Deadline: February 17
What’s the big idea? An autobiographical comic about dealing with death and loss, but also about surviving. The author was a student at Simon’s Rock College of Bard when a classmate went on a shooting rampage on campus, killing two students and injuring many more. She started keeping a journal shortly after the shootings and has been reflecting on them, and the larger questions that were raised, ever since.
Moving force: Anne Thalheimer, who has been self-publishing the autobiographical mini-comic “booty” since 1995. This is her first long-form comic.
Selling point: Thalheimer has a compelling story to tell, and she is taking a thoughtful approach.
Premiums: For $5 she will send a thank-you card via snail mail, which is a nice touch, and for $15 she will throw in a sketch. A print copy of the book costs $25. For $75, you can send in three words and she will do a drawing based on them.
This caught my eye: There is no digital option yet, but a $400 pledge will cover the cost of digital conversion. Ironically, the reward Thalheimer offers for this is a handmade, one-of-a-kind hard copy of the book — the very opposite of a digital version. I also liked the $100 pledge, which is a minicomic and a tutorial so you can make your own minicomics.
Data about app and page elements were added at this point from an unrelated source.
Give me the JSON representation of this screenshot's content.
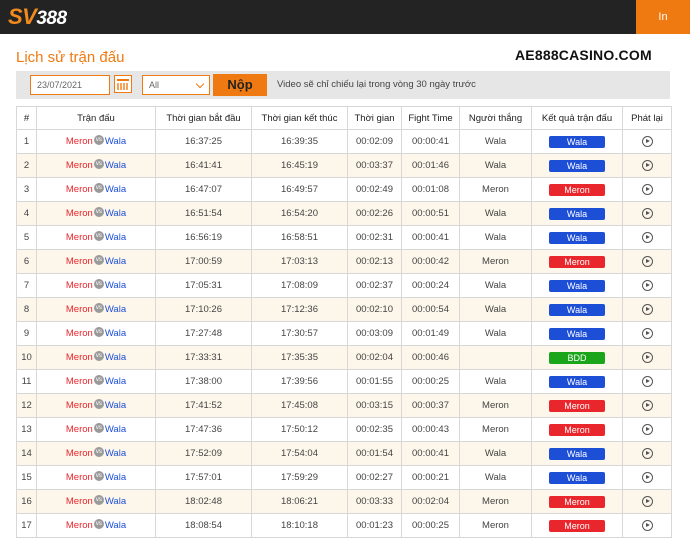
{
  "header": {
    "logo_sv": "SV",
    "logo_num": "388",
    "login_label": "In"
  },
  "page": {
    "title": "Lịch sử trận đấu",
    "watermark": "AE888CASINO.COM"
  },
  "filters": {
    "date_value": "23/07/2021",
    "select_value": "All",
    "submit_label": "Nộp",
    "note": "Video sẽ chỉ chiếu lại trong vòng 30 ngày trước"
  },
  "colors": {
    "accent": "#f07a12",
    "meron": "#e8262c",
    "wala": "#1d4fd6",
    "bdd": "#1aa51a"
  },
  "table": {
    "columns": [
      "#",
      "Trận đấu",
      "Thời gian bắt đầu",
      "Thời gian kết thúc",
      "Thời gian",
      "Fight Time",
      "Người thắng",
      "Kết quả trận đấu",
      "Phát lại"
    ],
    "match_left": "Meron",
    "match_vs": "vs",
    "match_right": "Wala",
    "rows": [
      {
        "no": "1",
        "start": "16:37:25",
        "end": "16:39:35",
        "duration": "00:02:09",
        "fight": "00:00:41",
        "winner": "Wala",
        "result": "Wala",
        "result_type": "wala"
      },
      {
        "no": "2",
        "start": "16:41:41",
        "end": "16:45:19",
        "duration": "00:03:37",
        "fight": "00:01:46",
        "winner": "Wala",
        "result": "Wala",
        "result_type": "wala"
      },
      {
        "no": "3",
        "start": "16:47:07",
        "end": "16:49:57",
        "duration": "00:02:49",
        "fight": "00:01:08",
        "winner": "Meron",
        "result": "Meron",
        "result_type": "meron"
      },
      {
        "no": "4",
        "start": "16:51:54",
        "end": "16:54:20",
        "duration": "00:02:26",
        "fight": "00:00:51",
        "winner": "Wala",
        "result": "Wala",
        "result_type": "wala"
      },
      {
        "no": "5",
        "start": "16:56:19",
        "end": "16:58:51",
        "duration": "00:02:31",
        "fight": "00:00:41",
        "winner": "Wala",
        "result": "Wala",
        "result_type": "wala"
      },
      {
        "no": "6",
        "start": "17:00:59",
        "end": "17:03:13",
        "duration": "00:02:13",
        "fight": "00:00:42",
        "winner": "Meron",
        "result": "Meron",
        "result_type": "meron"
      },
      {
        "no": "7",
        "start": "17:05:31",
        "end": "17:08:09",
        "duration": "00:02:37",
        "fight": "00:00:24",
        "winner": "Wala",
        "result": "Wala",
        "result_type": "wala"
      },
      {
        "no": "8",
        "start": "17:10:26",
        "end": "17:12:36",
        "duration": "00:02:10",
        "fight": "00:00:54",
        "winner": "Wala",
        "result": "Wala",
        "result_type": "wala"
      },
      {
        "no": "9",
        "start": "17:27:48",
        "end": "17:30:57",
        "duration": "00:03:09",
        "fight": "00:01:49",
        "winner": "Wala",
        "result": "Wala",
        "result_type": "wala"
      },
      {
        "no": "10",
        "start": "17:33:31",
        "end": "17:35:35",
        "duration": "00:02:04",
        "fight": "00:00:46",
        "winner": "",
        "result": "BDD",
        "result_type": "bdd"
      },
      {
        "no": "11",
        "start": "17:38:00",
        "end": "17:39:56",
        "duration": "00:01:55",
        "fight": "00:00:25",
        "winner": "Wala",
        "result": "Wala",
        "result_type": "wala"
      },
      {
        "no": "12",
        "start": "17:41:52",
        "end": "17:45:08",
        "duration": "00:03:15",
        "fight": "00:00:37",
        "winner": "Meron",
        "result": "Meron",
        "result_type": "meron"
      },
      {
        "no": "13",
        "start": "17:47:36",
        "end": "17:50:12",
        "duration": "00:02:35",
        "fight": "00:00:43",
        "winner": "Meron",
        "result": "Meron",
        "result_type": "meron"
      },
      {
        "no": "14",
        "start": "17:52:09",
        "end": "17:54:04",
        "duration": "00:01:54",
        "fight": "00:00:41",
        "winner": "Wala",
        "result": "Wala",
        "result_type": "wala"
      },
      {
        "no": "15",
        "start": "17:57:01",
        "end": "17:59:29",
        "duration": "00:02:27",
        "fight": "00:00:21",
        "winner": "Wala",
        "result": "Wala",
        "result_type": "wala"
      },
      {
        "no": "16",
        "start": "18:02:48",
        "end": "18:06:21",
        "duration": "00:03:33",
        "fight": "00:02:04",
        "winner": "Meron",
        "result": "Meron",
        "result_type": "meron"
      },
      {
        "no": "17",
        "start": "18:08:54",
        "end": "18:10:18",
        "duration": "00:01:23",
        "fight": "00:00:25",
        "winner": "Meron",
        "result": "Meron",
        "result_type": "meron"
      }
    ]
  }
}
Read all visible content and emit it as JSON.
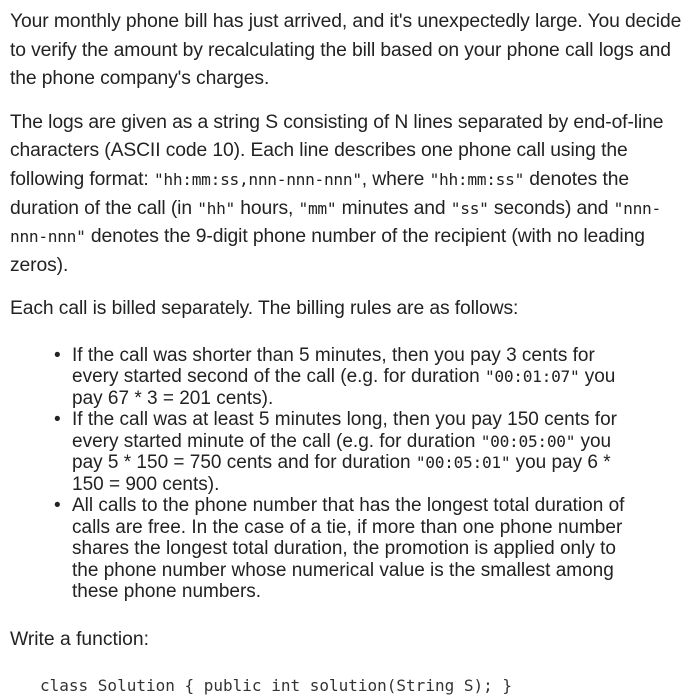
{
  "intro": {
    "p1": "Your monthly phone bill has just arrived, and it's unexpectedly large. You decide to verify the amount by recalculating the bill based on your phone call logs and the phone company's charges.",
    "p2_a": "The logs are given as a string S consisting of N lines separated by end-of-line characters (ASCII code 10). Each line describes one phone call using the following format: ",
    "p2_code1": "\"hh:mm:ss,nnn-nnn-nnn\"",
    "p2_b": ", where ",
    "p2_code2": "\"hh:mm:ss\"",
    "p2_c": " denotes the duration of the call (in ",
    "p2_code3": "\"hh\"",
    "p2_d": " hours, ",
    "p2_code4": "\"mm\"",
    "p2_e": " minutes and ",
    "p2_code5": "\"ss\"",
    "p2_f": " seconds) and ",
    "p2_code6": "\"nnn-nnn-nnn\"",
    "p2_g": " denotes the 9-digit phone number of the recipient (with no leading zeros).",
    "p3": "Each call is billed separately. The billing rules are as follows:"
  },
  "rules": {
    "r1_a": "If the call was shorter than 5 minutes, then you pay 3 cents for every started second of the call (e.g. for duration ",
    "r1_code": "\"00:01:07\"",
    "r1_b": " you pay 67 * 3 = 201 cents).",
    "r2_a": "If the call was at least 5 minutes long, then you pay 150 cents for every started minute of the call (e.g. for duration ",
    "r2_code1": "\"00:05:00\"",
    "r2_b": " you pay 5 * 150 = 750 cents and for duration ",
    "r2_code2": "\"00:05:01\"",
    "r2_c": " you pay 6 * 150 = 900 cents).",
    "r3": "All calls to the phone number that has the longest total duration of calls are free. In the case of a tie, if more than one phone number shares the longest total duration, the promotion is applied only to the phone number whose numerical value is the smallest among these phone numbers."
  },
  "outro": {
    "write": "Write a function:",
    "code_signature": "class Solution { public int solution(String S); }"
  }
}
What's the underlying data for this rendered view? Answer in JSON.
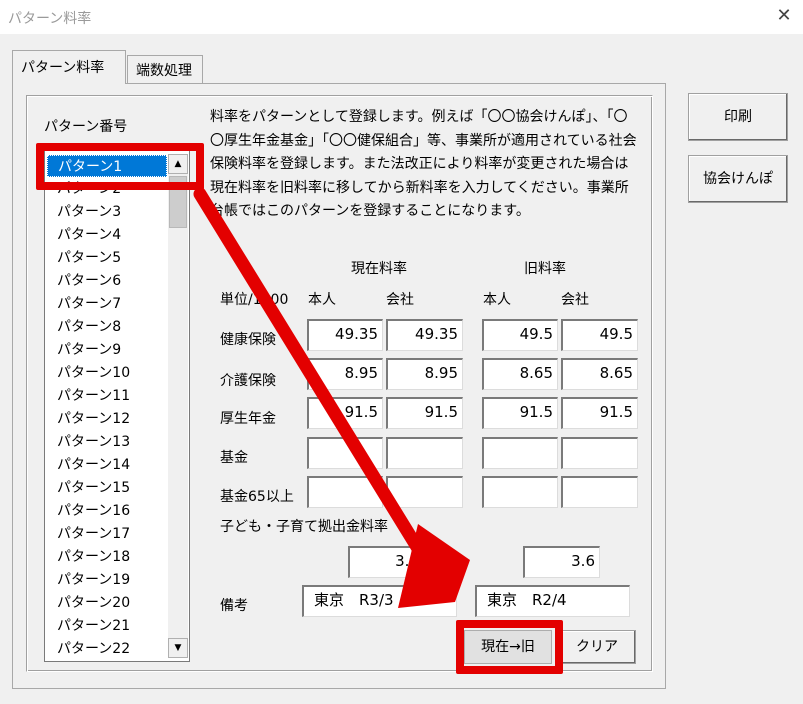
{
  "window": {
    "title": "パターン料率",
    "close_glyph": "✕"
  },
  "tabs": [
    {
      "label": "パターン料率",
      "active": true
    },
    {
      "label": "端数処理",
      "active": false
    }
  ],
  "pattern_list": {
    "label": "パターン番号",
    "selected_index": 0,
    "items": [
      "パターン1",
      "パターン2",
      "パターン3",
      "パターン4",
      "パターン5",
      "パターン6",
      "パターン7",
      "パターン8",
      "パターン9",
      "パターン10",
      "パターン11",
      "パターン12",
      "パターン13",
      "パターン14",
      "パターン15",
      "パターン16",
      "パターン17",
      "パターン18",
      "パターン19",
      "パターン20",
      "パターン21",
      "パターン22"
    ]
  },
  "description": "料率をパターンとして登録します。例えば「〇〇協会けんぽ」、「〇〇厚生年金基金」「〇〇健保組合」等、事業所が適用されている社会保険料率を登録します。また法改正により料率が変更された場合は現在料率を旧料率に移してから新料率を入力してください。事業所台帳ではこのパターンを登録することになります。",
  "rates": {
    "current_header": "現在料率",
    "old_header": "旧料率",
    "unit_label": "単位/1000",
    "employee_label": "本人",
    "company_label": "会社",
    "rows": [
      {
        "label": "健康保険",
        "cur_emp": "49.35",
        "cur_co": "49.35",
        "old_emp": "49.5",
        "old_co": "49.5"
      },
      {
        "label": "介護保険",
        "cur_emp": "8.95",
        "cur_co": "8.95",
        "old_emp": "8.65",
        "old_co": "8.65"
      },
      {
        "label": "厚生年金",
        "cur_emp": "91.5",
        "cur_co": "91.5",
        "old_emp": "91.5",
        "old_co": "91.5"
      },
      {
        "label": "基金",
        "cur_emp": "",
        "cur_co": "",
        "old_emp": "",
        "old_co": ""
      },
      {
        "label": "基金65以上",
        "cur_emp": "",
        "cur_co": "",
        "old_emp": "",
        "old_co": ""
      }
    ],
    "child_label": "子ども・子育て拠出金料率",
    "child_current": "3.6",
    "child_old": "3.6",
    "remarks_label": "備考",
    "remarks_current": "東京　R3/3",
    "remarks_old": "東京　R2/4"
  },
  "buttons": {
    "print": "印刷",
    "kyokai": "協会けんぽ",
    "move": "現在→旧",
    "clear": "クリア"
  },
  "annotation": {
    "color": "#e30000"
  }
}
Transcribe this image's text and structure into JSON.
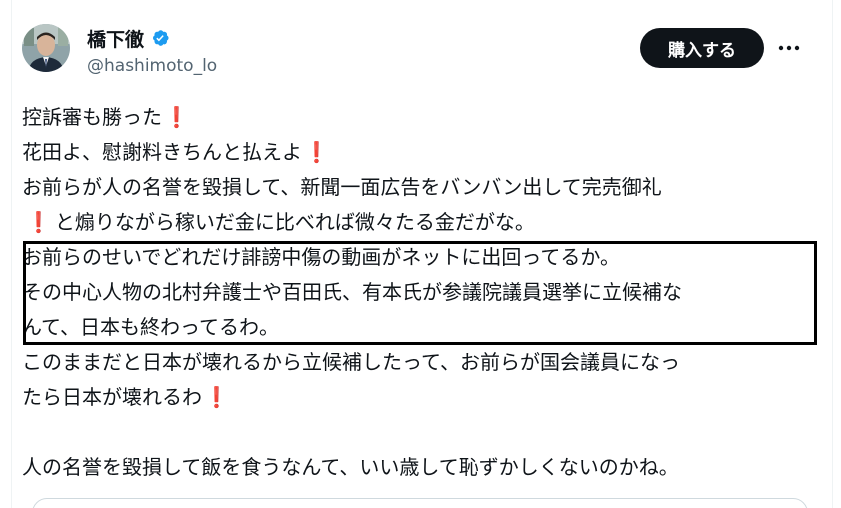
{
  "author": {
    "display_name": "橋下徹",
    "handle": "@hashimoto_lo",
    "verified": true,
    "avatar_icon": "person-portrait-avatar"
  },
  "actions": {
    "buy_label": "購入する",
    "more_icon": "more-horizontal-icon"
  },
  "tweet": {
    "lines": [
      {
        "text": "控訴審も勝った",
        "trailing_emoji": "❗"
      },
      {
        "text": "花田よ、慰謝料きちんと払えよ",
        "trailing_emoji": "❗"
      },
      {
        "text": "お前らが人の名誉を毀損して、新聞一面広告をバンバン出して完売御礼",
        "trailing_emoji": ""
      },
      {
        "leading_emoji": "❗",
        "text": "と煽りながら稼いだ金に比べれば微々たる金だがな。"
      },
      {
        "text": "お前らのせいでどれだけ誹謗中傷の動画がネットに出回ってるか。"
      },
      {
        "text": "その中心人物の北村弁護士や百田氏、有本氏が参議院議員選挙に立候補な"
      },
      {
        "text": "んて、日本も終わってるわ。"
      },
      {
        "text": "このままだと日本が壊れるから立候補したって、お前らが国会議員になっ"
      },
      {
        "text": "たら日本が壊れるわ",
        "trailing_emoji": "❗"
      },
      {
        "text": ""
      },
      {
        "text": "人の名誉を毀損して飯を食うなんて、いい歳して恥ずかしくないのかね。"
      }
    ]
  },
  "colors": {
    "text": "#0f1419",
    "secondary": "#536471",
    "verified_blue": "#1d9bf0",
    "button_bg": "#0f1419",
    "emoji_red": "#dd2e44",
    "highlight_border": "#000000"
  }
}
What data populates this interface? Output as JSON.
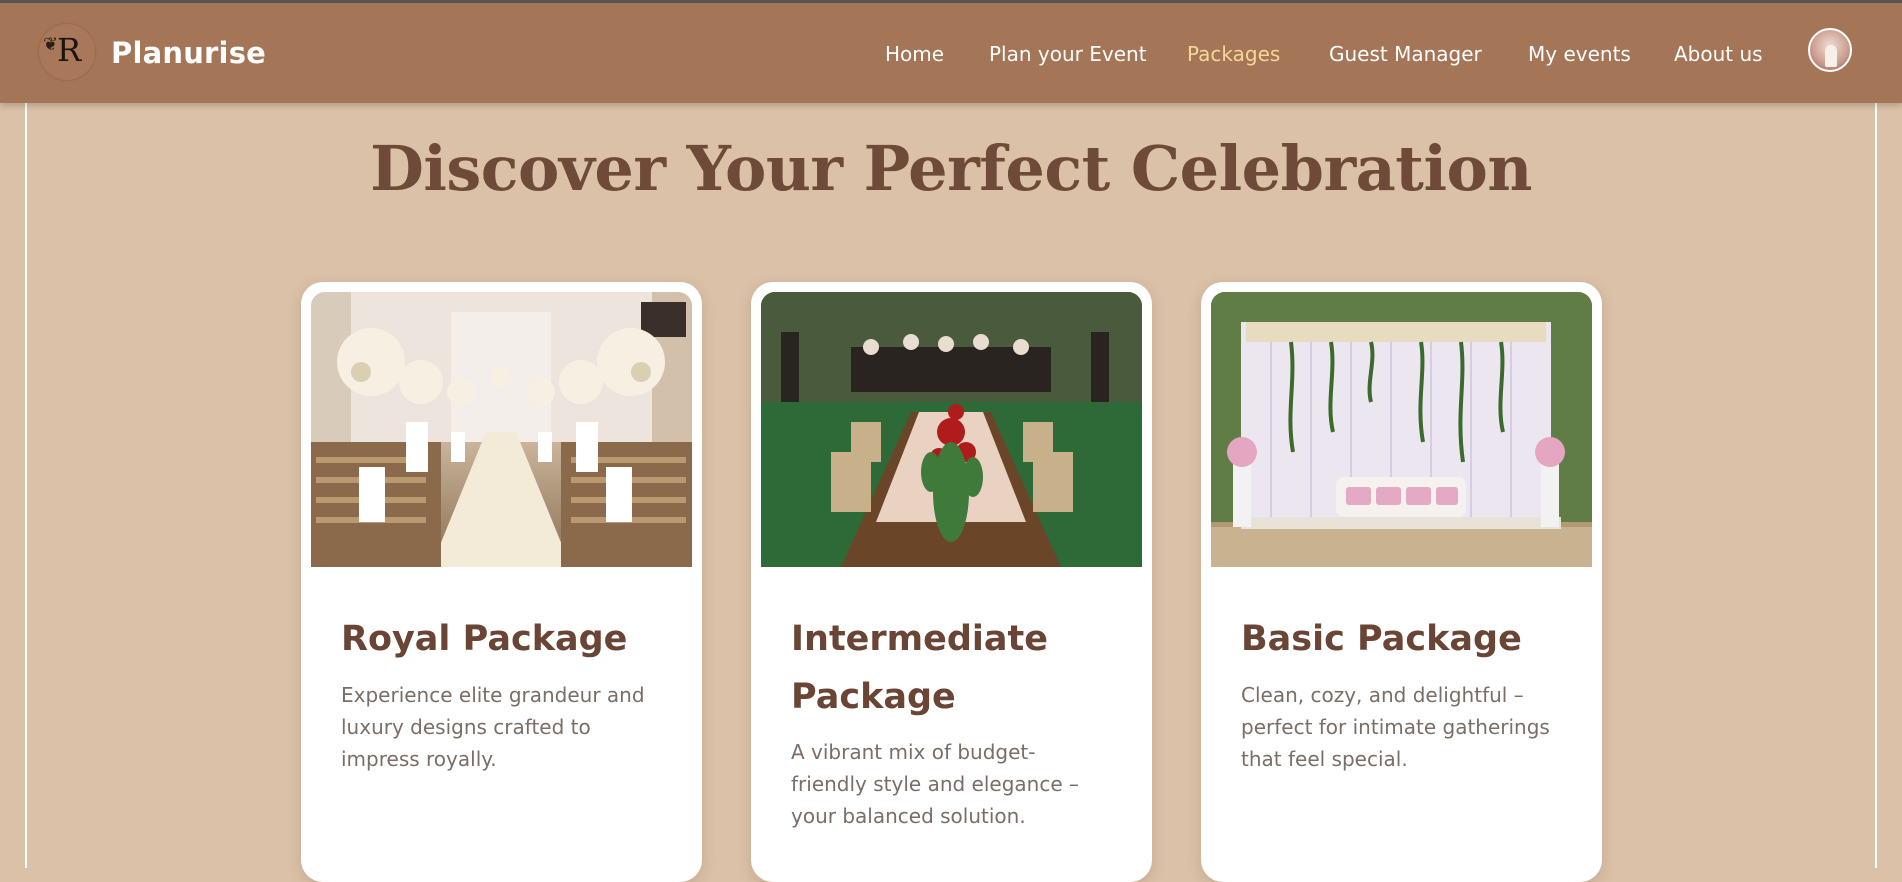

Goal: $2,000; she has already raised over twice that.
Deadline: February 17